[RECORDS FOR THIS TASK Boundary: Start]
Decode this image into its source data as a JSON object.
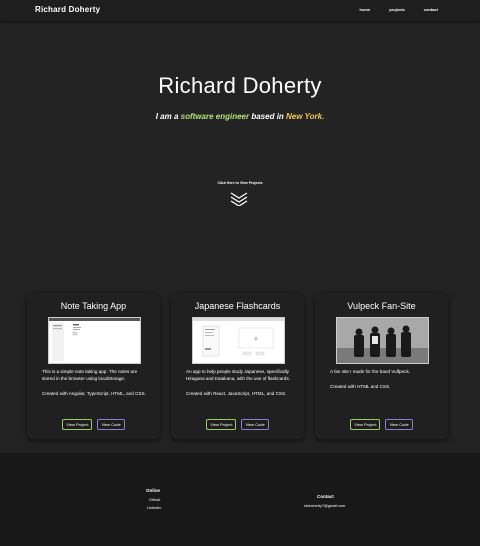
{
  "nav": {
    "brand": "Richard Doherty",
    "links": [
      "home",
      "projects",
      "contact"
    ]
  },
  "hero": {
    "title": "Richard Doherty",
    "sub_prefix": "I am a",
    "sub_role": "software engineer",
    "sub_mid": "based in",
    "sub_city": "New York."
  },
  "cta": {
    "label": "Click Here to View Projects"
  },
  "projects": [
    {
      "title": "Note Taking App",
      "description": "This is a simple note taking app. The notes are stored in the browser using localStorage.\n\nCreated with Angular, TypeScript, HTML, and CSS.",
      "view_project": "View Project",
      "view_code": "View Code"
    },
    {
      "title": "Japanese Flashcards",
      "description": "An app to help people study Japanese, specifically Hiragana and Katakana, with the use of flashcards.\n\nCreated with React, JavaScript, HTML, and CSS.",
      "view_project": "View Project",
      "view_code": "View Code"
    },
    {
      "title": "Vulpeck Fan-Site",
      "description": "A fan site I made for the band Vulfpeck.\n\nCreated with HTML and CSS.",
      "view_project": "View Project",
      "view_code": "View Code"
    }
  ],
  "footer": {
    "online_heading": "Online",
    "online_links": [
      "Github",
      "LinkedIn"
    ],
    "contact_heading": "Contact",
    "email": "rdohcherty7@gmail.com"
  },
  "colors": {
    "accent_green": "#b3e07a",
    "accent_yellow": "#f5c65e",
    "button_green": "#9ccc65",
    "button_purple": "#8b7fd0"
  }
}
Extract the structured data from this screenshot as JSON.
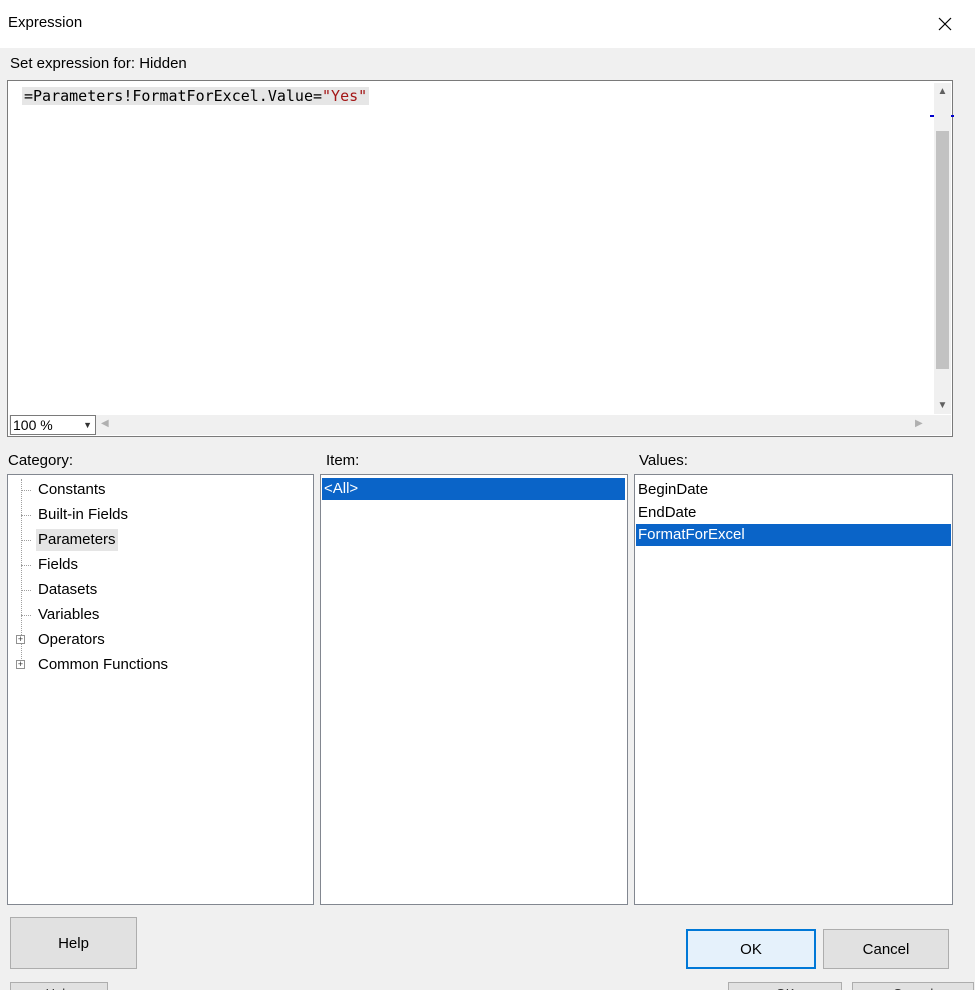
{
  "window": {
    "title": "Expression"
  },
  "set_label": "Set expression for: Hidden",
  "editor": {
    "code_prefix": "=Parameters!FormatForExcel.Value=",
    "code_string": "\"Yes\"",
    "zoom": "100 %"
  },
  "category": {
    "label": "Category:",
    "items": [
      "Constants",
      "Built-in Fields",
      "Parameters",
      "Fields",
      "Datasets",
      "Variables",
      "Operators",
      "Common Functions"
    ],
    "selected": "Parameters"
  },
  "item": {
    "label": "Item:",
    "items": [
      "<All>"
    ],
    "selected": "<All>"
  },
  "values": {
    "label": "Values:",
    "items": [
      "BeginDate",
      "EndDate",
      "FormatForExcel"
    ],
    "selected": "FormatForExcel"
  },
  "buttons": {
    "help": "Help",
    "ok": "OK",
    "cancel": "Cancel"
  },
  "ghost_buttons": {
    "help": "Help",
    "ok": "OK",
    "cancel": "Cancel"
  },
  "colors": {
    "selection": "#0a64c8",
    "string": "#a31515",
    "default_border": "#0078d7"
  }
}
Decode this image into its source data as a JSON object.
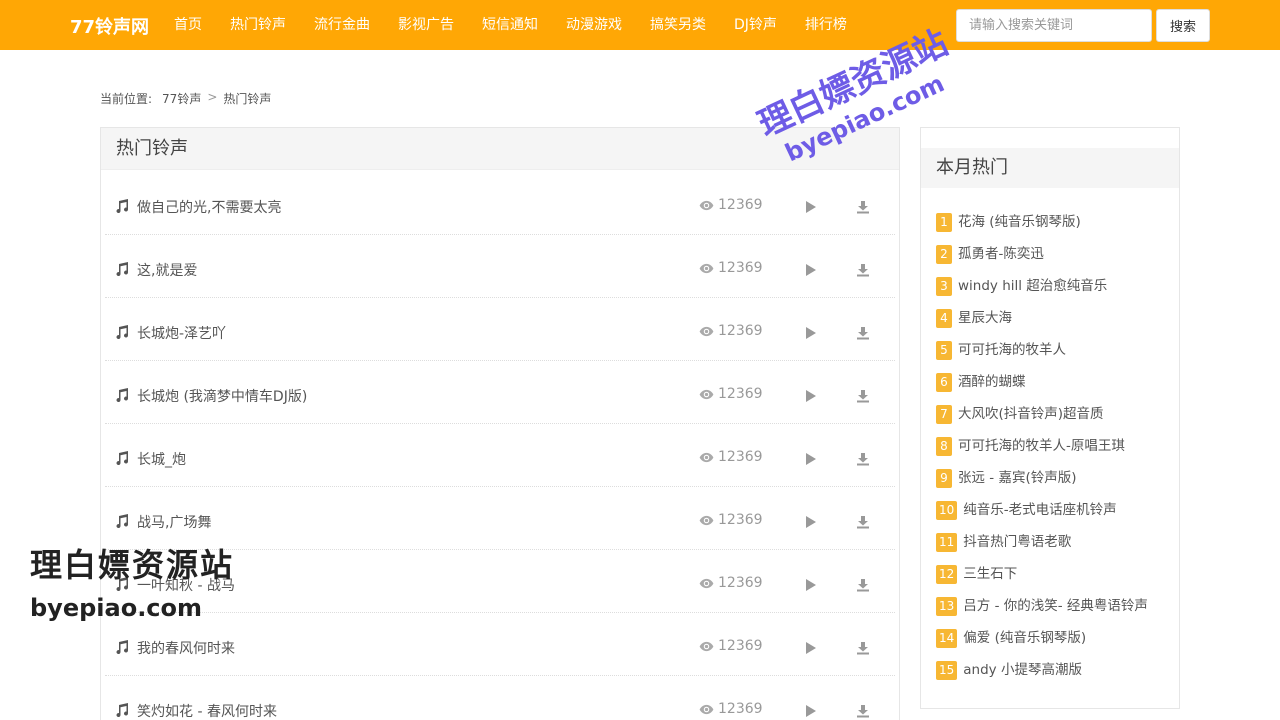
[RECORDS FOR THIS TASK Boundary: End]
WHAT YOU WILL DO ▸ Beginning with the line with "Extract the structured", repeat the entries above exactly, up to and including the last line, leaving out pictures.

REPLY ▸
Extract the structured data from this screenshot as JSON.
{
  "window": {
    "title": "Expression"
  },
  "set_label": "Set expression for: Hidden",
  "editor": {
    "code_prefix": "=Parameters!FormatForExcel.Value=",
    "code_string": "\"Yes\"",
    "zoom": "100 %"
  },
  "category": {
    "label": "Category:",
    "items": [
      "Constants",
      "Built-in Fields",
      "Parameters",
      "Fields",
      "Datasets",
      "Variables",
      "Operators",
      "Common Functions"
    ],
    "selected": "Parameters"
  },
  "item": {
    "label": "Item:",
    "items": [
      "<All>"
    ],
    "selected": "<All>"
  },
  "values": {
    "label": "Values:",
    "items": [
      "BeginDate",
      "EndDate",
      "FormatForExcel"
    ],
    "selected": "FormatForExcel"
  },
  "buttons": {
    "help": "Help",
    "ok": "OK",
    "cancel": "Cancel"
  },
  "ghost_buttons": {
    "help": "Help",
    "ok": "OK",
    "cancel": "Cancel"
  },
  "colors": {
    "selection": "#0a64c8",
    "string": "#a31515",
    "default_border": "#0078d7"
  }
}
Decode this image into its source data as a JSON object.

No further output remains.